Homework; work that is categorised as informal employment, performed in the home, mainly for subcontractors and mostly undertaken by women. The inequities and injustices inherent in homework conditions maintain women’s weak bargaining position, preventing them from making any improvements to their lives via their work. The best way to tackle these issues is not to abolish, but to bring equality and justice to homework.
This book contributes a gender justice framework to analyse and confront the issues and problems of homework. The authors propose four justice dimensions – recognition, representation, rights and redistribution – to examine and analyse homework. This framework also takes into account the structures and processes of capitalism and the patriarchy, and the relations of domination that are widely held to be the major factors that determine homework injustice. The authors discuss strategies and approaches that have worked for homeworkers, highlighting why they worked and the features that were beneficial for them.

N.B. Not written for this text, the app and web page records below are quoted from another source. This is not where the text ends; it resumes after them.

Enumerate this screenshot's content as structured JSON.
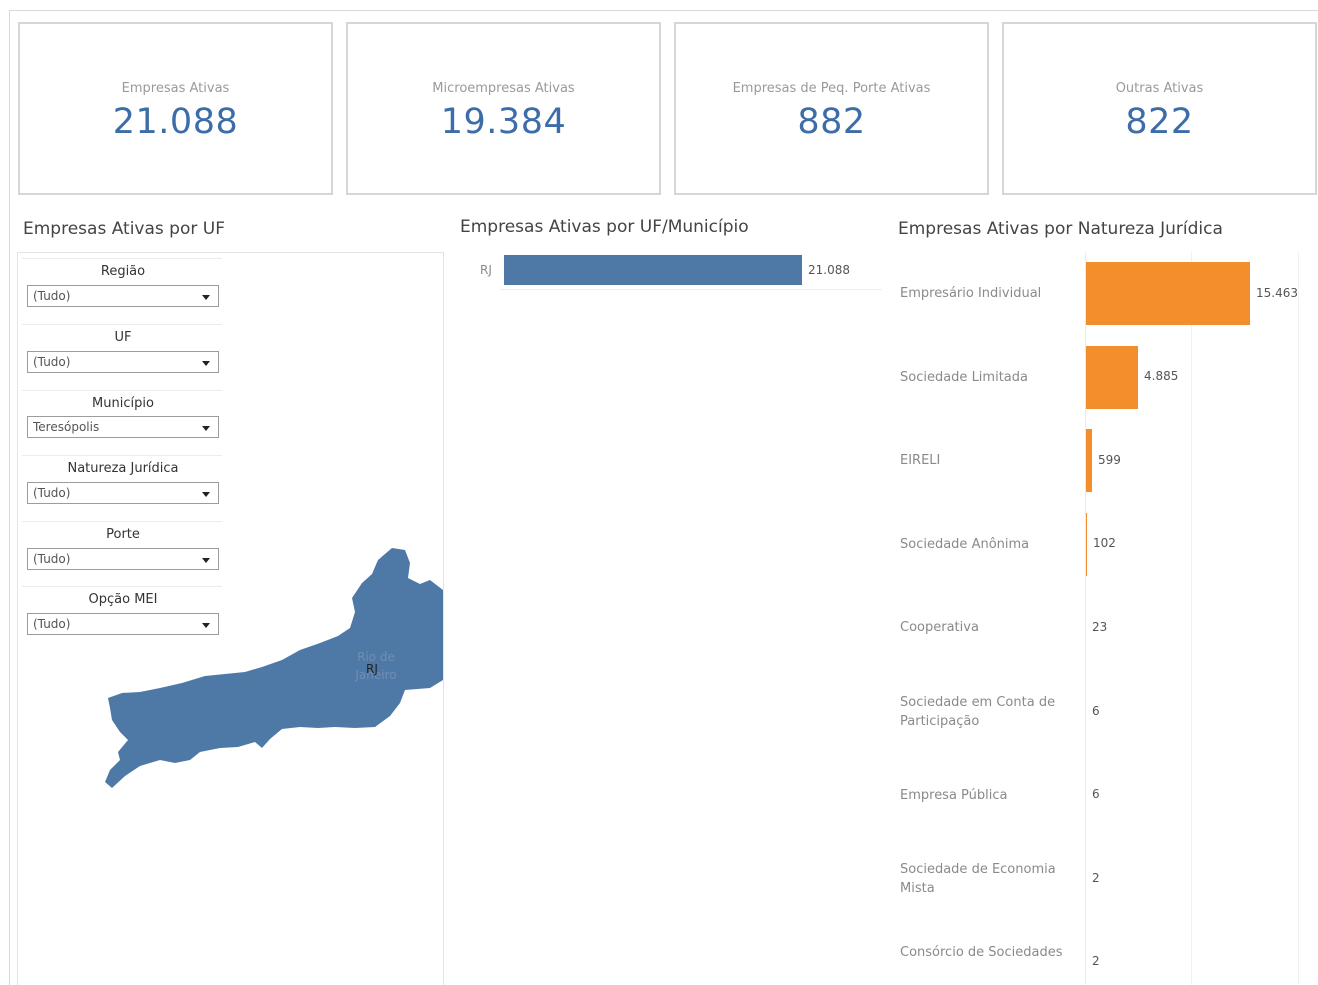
{
  "kpis": [
    {
      "label": "Empresas Ativas",
      "value": "21.088"
    },
    {
      "label": "Microempresas Ativas",
      "value": "19.384"
    },
    {
      "label": "Empresas de Peq. Porte Ativas",
      "value": "882"
    },
    {
      "label": "Outras Ativas",
      "value": "822"
    }
  ],
  "sections": {
    "uf_title": "Empresas Ativas por UF",
    "municipio_title": "Empresas Ativas por UF/Município",
    "natureza_title": "Empresas Ativas por Natureza Jurídica"
  },
  "filters": [
    {
      "label": "Região",
      "value": "(Tudo)"
    },
    {
      "label": "UF",
      "value": "(Tudo)"
    },
    {
      "label": "Município",
      "value": "Teresópolis"
    },
    {
      "label": "Natureza Jurídica",
      "value": "(Tudo)"
    },
    {
      "label": "Porte",
      "value": "(Tudo)"
    },
    {
      "label": "Opção MEI",
      "value": "(Tudo)"
    }
  ],
  "map": {
    "state_name": "Rio de Janeiro",
    "state_code": "RJ",
    "fill_color": "#4e79a7"
  },
  "colors": {
    "blue": "#4e79a7",
    "orange": "#f28e2b",
    "kpi_value": "#3d6da8"
  },
  "chart_data": [
    {
      "type": "bar",
      "orientation": "horizontal",
      "title": "Empresas Ativas por UF/Município",
      "categories": [
        "RJ"
      ],
      "values": [
        21088
      ],
      "labels": [
        "21.088"
      ],
      "xlim": [
        0,
        21088
      ]
    },
    {
      "type": "bar",
      "orientation": "horizontal",
      "title": "Empresas Ativas por Natureza Jurídica",
      "categories": [
        "Empresário Individual",
        "Sociedade Limitada",
        "EIRELI",
        "Sociedade Anônima",
        "Cooperativa",
        "Sociedade em Conta de Participação",
        "Empresa Pública",
        "Sociedade de Economia Mista",
        "Consórcio de Sociedades"
      ],
      "values": [
        15463,
        4885,
        599,
        102,
        23,
        6,
        6,
        2,
        2
      ],
      "labels": [
        "15.463",
        "4.885",
        "599",
        "102",
        "23",
        "6",
        "6",
        "2",
        "2"
      ],
      "xlim": [
        0,
        20000
      ]
    }
  ]
}
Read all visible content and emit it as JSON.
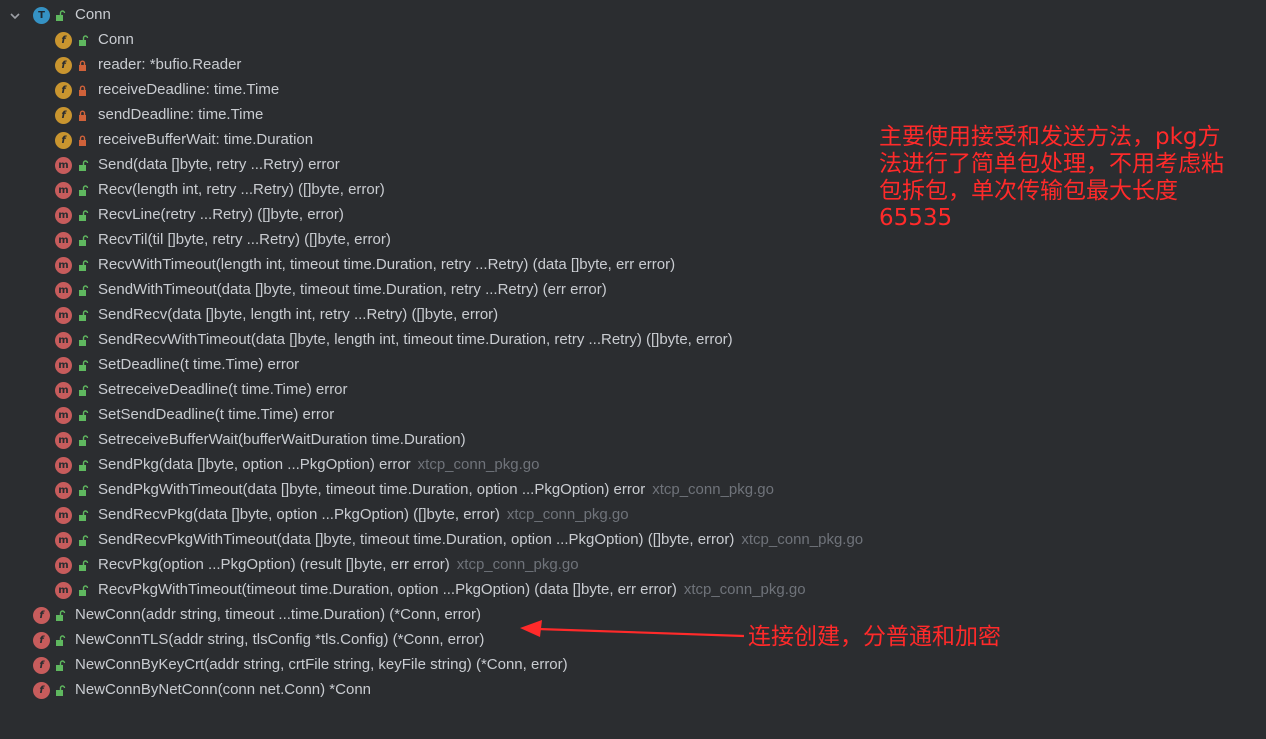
{
  "tree": {
    "root": {
      "label": "Conn",
      "kind": "T",
      "expanded": true,
      "icon": "chevron-down-icon"
    },
    "members": [
      {
        "kind": "f",
        "visibility": "public",
        "label": "Conn",
        "file": ""
      },
      {
        "kind": "f",
        "visibility": "private",
        "label": "reader: *bufio.Reader",
        "file": ""
      },
      {
        "kind": "f",
        "visibility": "private",
        "label": "receiveDeadline: time.Time",
        "file": ""
      },
      {
        "kind": "f",
        "visibility": "private",
        "label": "sendDeadline: time.Time",
        "file": ""
      },
      {
        "kind": "f",
        "visibility": "private",
        "label": "receiveBufferWait: time.Duration",
        "file": ""
      },
      {
        "kind": "m",
        "visibility": "public",
        "label": "Send(data []byte, retry ...Retry) error",
        "file": ""
      },
      {
        "kind": "m",
        "visibility": "public",
        "label": "Recv(length int, retry ...Retry) ([]byte, error)",
        "file": ""
      },
      {
        "kind": "m",
        "visibility": "public",
        "label": "RecvLine(retry ...Retry) ([]byte, error)",
        "file": ""
      },
      {
        "kind": "m",
        "visibility": "public",
        "label": "RecvTil(til []byte, retry ...Retry) ([]byte, error)",
        "file": ""
      },
      {
        "kind": "m",
        "visibility": "public",
        "label": "RecvWithTimeout(length int, timeout time.Duration, retry ...Retry) (data []byte, err error)",
        "file": ""
      },
      {
        "kind": "m",
        "visibility": "public",
        "label": "SendWithTimeout(data []byte, timeout time.Duration, retry ...Retry) (err error)",
        "file": ""
      },
      {
        "kind": "m",
        "visibility": "public",
        "label": "SendRecv(data []byte, length int, retry ...Retry) ([]byte, error)",
        "file": ""
      },
      {
        "kind": "m",
        "visibility": "public",
        "label": "SendRecvWithTimeout(data []byte, length int, timeout time.Duration, retry ...Retry) ([]byte, error)",
        "file": ""
      },
      {
        "kind": "m",
        "visibility": "public",
        "label": "SetDeadline(t time.Time) error",
        "file": ""
      },
      {
        "kind": "m",
        "visibility": "public",
        "label": "SetreceiveDeadline(t time.Time) error",
        "file": ""
      },
      {
        "kind": "m",
        "visibility": "public",
        "label": "SetSendDeadline(t time.Time) error",
        "file": ""
      },
      {
        "kind": "m",
        "visibility": "public",
        "label": "SetreceiveBufferWait(bufferWaitDuration time.Duration)",
        "file": ""
      },
      {
        "kind": "m",
        "visibility": "public",
        "label": "SendPkg(data []byte, option ...PkgOption) error",
        "file": "xtcp_conn_pkg.go"
      },
      {
        "kind": "m",
        "visibility": "public",
        "label": "SendPkgWithTimeout(data []byte, timeout time.Duration, option ...PkgOption) error",
        "file": "xtcp_conn_pkg.go"
      },
      {
        "kind": "m",
        "visibility": "public",
        "label": "SendRecvPkg(data []byte, option ...PkgOption) ([]byte, error)",
        "file": "xtcp_conn_pkg.go"
      },
      {
        "kind": "m",
        "visibility": "public",
        "label": "SendRecvPkgWithTimeout(data []byte, timeout time.Duration, option ...PkgOption) ([]byte, error)",
        "file": "xtcp_conn_pkg.go"
      },
      {
        "kind": "m",
        "visibility": "public",
        "label": "RecvPkg(option ...PkgOption) (result []byte, err error)",
        "file": "xtcp_conn_pkg.go"
      },
      {
        "kind": "m",
        "visibility": "public",
        "label": "RecvPkgWithTimeout(timeout time.Duration, option ...PkgOption) (data []byte, err error)",
        "file": "xtcp_conn_pkg.go"
      }
    ],
    "functions": [
      {
        "kind": "f",
        "visibility": "public",
        "label": "NewConn(addr string, timeout ...time.Duration) (*Conn, error)"
      },
      {
        "kind": "f",
        "visibility": "public",
        "label": "NewConnTLS(addr string, tlsConfig *tls.Config) (*Conn, error)"
      },
      {
        "kind": "f",
        "visibility": "public",
        "label": "NewConnByKeyCrt(addr string, crtFile string, keyFile string) (*Conn, error)"
      },
      {
        "kind": "f",
        "visibility": "public",
        "label": "NewConnByNetConn(conn net.Conn) *Conn"
      }
    ]
  },
  "annotations": {
    "main_note": "主要使用接受和发送方法，pkg方\n法进行了简单包处理，不用考虑粘\n包拆包，单次传输包最大长度\n65535",
    "conn_note": "连接创建，分普通和加密",
    "color": "#ff2a2a"
  },
  "colors": {
    "background": "#2b2d30",
    "text": "#c9ccd1",
    "file_hint": "#6f737a",
    "type_badge": "#3592c4",
    "field_badge": "#c9952f",
    "method_badge": "#c75c5c",
    "public_lock": "#5fb85f",
    "private_lock": "#d0623a"
  }
}
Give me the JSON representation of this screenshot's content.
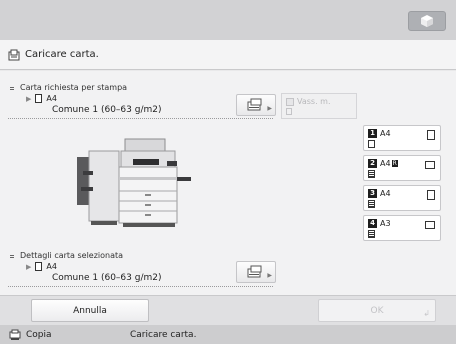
{
  "header": {
    "message": "Caricare carta."
  },
  "requested": {
    "label": "Carta richiesta per stampa",
    "size": "A4",
    "type": "Comune 1 (60–63 g/m2)"
  },
  "bypass": {
    "label": "Vass. m."
  },
  "selected": {
    "label": "Dettagli carta selezionata",
    "size": "A4",
    "type": "Comune 1 (60–63 g/m2)"
  },
  "drawers": [
    {
      "num": "1",
      "size": "A4",
      "badge": "",
      "orientation": "portrait"
    },
    {
      "num": "2",
      "size": "A4",
      "badge": "R",
      "orientation": "landscape"
    },
    {
      "num": "3",
      "size": "A4",
      "badge": "",
      "orientation": "portrait"
    },
    {
      "num": "4",
      "size": "A3",
      "badge": "",
      "orientation": "landscape"
    }
  ],
  "buttons": {
    "cancel": "Annulla",
    "ok": "OK"
  },
  "status": {
    "function": "Copia",
    "message": "Caricare carta."
  },
  "icons": {
    "top": "settings-cube-icon",
    "message": "paper-tray-icon",
    "status": "copy-icon"
  }
}
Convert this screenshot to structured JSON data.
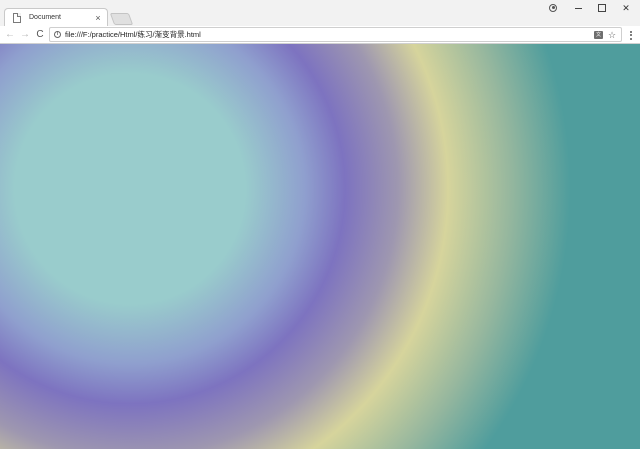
{
  "window": {
    "tab": {
      "title": "Document",
      "close_glyph": "×",
      "icon": "page-icon"
    },
    "controls": {
      "profile_icon": "account-icon",
      "minimize_icon": "minimize-icon",
      "maximize_icon": "maximize-icon",
      "close_glyph": "✕"
    }
  },
  "toolbar": {
    "back_glyph": "←",
    "forward_glyph": "→",
    "reload_glyph": "C",
    "address": {
      "security_glyph": "i",
      "url": "file:///F:/practice/Html/练习/渐变背景.html",
      "translate_glyph": "文",
      "bookmark_glyph": "☆"
    },
    "menu_icon": "more-vert-icon"
  },
  "page": {
    "gradient_colors": [
      "#99cccc",
      "#8f9fce",
      "#7d73c0",
      "#9e97b0",
      "#d6d49c",
      "#96b79e",
      "#4f9d9d"
    ]
  }
}
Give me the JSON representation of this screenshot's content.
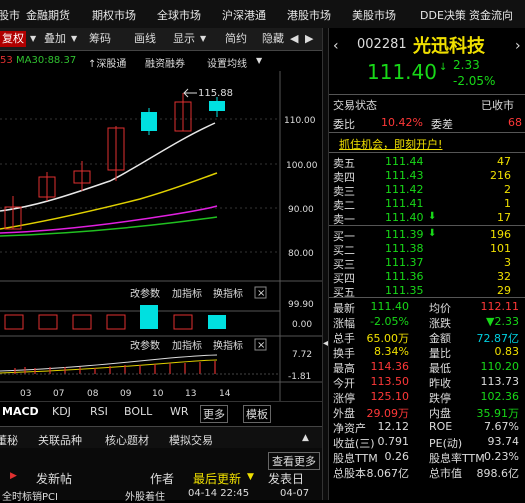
{
  "menu": [
    "股市",
    "金融期货",
    "期权市场",
    "全球市场",
    "沪深港通",
    "港股市场",
    "美股市场",
    "DDE决策",
    "资金流向"
  ],
  "toolbar": {
    "items": [
      "复权",
      "叠加",
      "筹码",
      "画线",
      "显示",
      "简约",
      "隐藏"
    ],
    "active": "复权"
  },
  "ma_row": {
    "left": "53",
    "ma30": "MA30:88.37",
    "link1": "↑深股通",
    "link2": "融资融券",
    "link3": "设置均线"
  },
  "main_chart": {
    "y_ticks": [
      "110.00",
      "100.00",
      "90.00",
      "80.00"
    ],
    "high_label": "115.88"
  },
  "indicator_panel": {
    "header": [
      "改参数",
      "加指标",
      "换指标"
    ],
    "close": "×",
    "y_ticks": [
      "99.90",
      "0.00"
    ]
  },
  "macd_panel": {
    "header": [
      "改参数",
      "加指标",
      "换指标"
    ],
    "close": "×",
    "y_ticks": [
      "7.72",
      "-1.81"
    ]
  },
  "x_dates": [
    "03",
    "07",
    "08",
    "09",
    "10",
    "13",
    "14"
  ],
  "indicator_tabs": {
    "items": [
      "MACD",
      "KDJ",
      "RSI",
      "BOLL",
      "WR",
      "更多",
      "模板"
    ],
    "selected": "MACD"
  },
  "subnav": {
    "items": [
      "董秘",
      "关联品种",
      "核心题材",
      "模拟交易"
    ],
    "collapse_icon": "▲"
  },
  "forum": {
    "post_button": "发新帖",
    "col_author": "作者",
    "col_latest": "最后更新",
    "col_latest_arrow": "▼",
    "col_post": "发表日",
    "view_more": "查看更多",
    "row": [
      "全时标销PCI",
      "外股着住",
      "04-14 22:45",
      "04-07"
    ]
  },
  "quote": {
    "code": "002281",
    "name": "光迅科技",
    "price": "111.40",
    "change": "2.33",
    "change_pct": "-2.05%",
    "status_label": "交易状态",
    "status_value": "已收市",
    "weibi_label": "委比",
    "weibi_value": "10.42%",
    "weicha_label": "委差",
    "weicha_value": "68",
    "promo": "抓住机会，即刻开户!",
    "sells": [
      {
        "label": "卖五",
        "price": "111.44",
        "vol": "47"
      },
      {
        "label": "卖四",
        "price": "111.43",
        "vol": "216"
      },
      {
        "label": "卖三",
        "price": "111.42",
        "vol": "2"
      },
      {
        "label": "卖二",
        "price": "111.41",
        "vol": "1"
      },
      {
        "label": "卖一",
        "price": "111.40",
        "vol": "17",
        "mark": "⬇"
      }
    ],
    "buys": [
      {
        "label": "买一",
        "price": "111.39",
        "vol": "196",
        "mark": "⬇"
      },
      {
        "label": "买二",
        "price": "111.38",
        "vol": "101"
      },
      {
        "label": "买三",
        "price": "111.37",
        "vol": "3"
      },
      {
        "label": "买四",
        "price": "111.36",
        "vol": "32"
      },
      {
        "label": "买五",
        "price": "111.35",
        "vol": "29"
      }
    ],
    "stats": [
      {
        "l1": "最新",
        "v1": "111.40",
        "c1": "dn",
        "l2": "均价",
        "v2": "112.11",
        "c2": "up"
      },
      {
        "l1": "涨幅",
        "v1": "-2.05%",
        "c1": "dn",
        "l2": "涨跌",
        "v2": "▼2.33",
        "c2": "dn"
      },
      {
        "l1": "总手",
        "v1": "65.00万",
        "c1": "yl",
        "l2": "金额",
        "v2": "72.87亿",
        "c2": "cy"
      },
      {
        "l1": "换手",
        "v1": "8.34%",
        "c1": "yl",
        "l2": "量比",
        "v2": "0.83",
        "c2": "yl"
      },
      {
        "l1": "最高",
        "v1": "114.36",
        "c1": "up",
        "l2": "最低",
        "v2": "110.20",
        "c2": "dn"
      },
      {
        "l1": "今开",
        "v1": "113.50",
        "c1": "up",
        "l2": "昨收",
        "v2": "113.73",
        "c2": "lbl"
      },
      {
        "l1": "涨停",
        "v1": "125.10",
        "c1": "up",
        "l2": "跌停",
        "v2": "102.36",
        "c2": "dn"
      },
      {
        "l1": "外盘",
        "v1": "29.09万",
        "c1": "up",
        "l2": "内盘",
        "v2": "35.91万",
        "c2": "dn"
      },
      {
        "l1": "净资产",
        "v1": "12.12",
        "c1": "lbl",
        "l2": "ROE",
        "v2": "7.67%",
        "c2": "lbl"
      },
      {
        "l1": "收益(三)",
        "v1": "0.791",
        "c1": "lbl",
        "l2": "PE(动)",
        "v2": "93.74",
        "c2": "lbl"
      },
      {
        "l1": "股息TTM",
        "v1": "0.26",
        "c1": "lbl",
        "l2": "股息率TTM",
        "v2": "0.23%",
        "c2": "lbl"
      },
      {
        "l1": "总股本",
        "v1": "8.067亿",
        "c1": "lbl",
        "l2": "总市值",
        "v2": "898.6亿",
        "c2": "lbl"
      }
    ]
  },
  "colors": {
    "up": "#ff3838",
    "down": "#18d818",
    "bg": "#000000",
    "accent": "#b00000"
  }
}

Homeworking Women will be of interest to individuals and organisations working with or for the collective benefit of homeworkers, academics and students interested in feminism, labour regulation, informal work, supply chains and social and political justice.
Table of Contents
Introduction: Homework and Gender justice
Chapter 1: Understanding Homework and Homeworkers
Chapter 2: The Invisibilisation of Homework
Chapter 3: Extension of labour regulation to homeworkers
Chapter 4: Corporate Social Responsibility (CSR): Improving Homeworkers Recognition?
Chapter 5: The Logic of the Supply Chain: Barriers and Strategies for Homeworker Representation
Chapter 6: Homeworkers Organising: Transnational to Local
Chapter 7: Making Change: A Gender Justice Framework
Annie Delaney is Senior Lecturer, School of Management, College of Business, RMIT University Melbourne, Australia.
Rosaria Burchielli is Associate Professor (Honorary), Department of Management, La Trobe University, Australia.
Shelley Marshall is Vice Chancellor’s Senior Research Fellow, RMIT University, Australia.
Jane Tate worked as Coordinator of Homeworkers Worldwide, Leeds, UK, until September 2018.